WHAT THIS TASK INVOLVES: The response must consist of each line in the listing that has the word "will" in it.

THE RECORDS:

>>>>>

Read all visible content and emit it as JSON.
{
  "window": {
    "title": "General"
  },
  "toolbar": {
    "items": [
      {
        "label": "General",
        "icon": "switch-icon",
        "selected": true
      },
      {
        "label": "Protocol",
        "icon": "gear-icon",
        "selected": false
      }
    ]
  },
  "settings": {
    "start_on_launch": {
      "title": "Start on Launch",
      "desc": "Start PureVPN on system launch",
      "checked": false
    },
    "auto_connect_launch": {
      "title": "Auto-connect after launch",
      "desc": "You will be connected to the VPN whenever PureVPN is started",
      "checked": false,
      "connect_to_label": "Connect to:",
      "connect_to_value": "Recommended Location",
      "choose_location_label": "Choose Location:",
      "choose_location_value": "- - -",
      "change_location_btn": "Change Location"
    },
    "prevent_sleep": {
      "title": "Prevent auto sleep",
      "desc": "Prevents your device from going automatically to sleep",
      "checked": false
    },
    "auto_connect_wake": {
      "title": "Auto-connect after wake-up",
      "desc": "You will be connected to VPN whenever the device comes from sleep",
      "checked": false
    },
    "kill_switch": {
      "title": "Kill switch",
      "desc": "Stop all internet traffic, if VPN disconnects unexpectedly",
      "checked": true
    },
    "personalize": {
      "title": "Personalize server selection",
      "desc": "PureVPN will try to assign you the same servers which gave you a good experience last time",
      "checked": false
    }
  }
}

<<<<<

RESULT OF THIS TASK:
      "desc": "You will be connected to the VPN whenever PureVPN is started",
      "desc": "You will be connected to VPN whenever the device comes from sleep",
      "desc": "PureVPN will try to assign you the same servers which gave you a good experience last time",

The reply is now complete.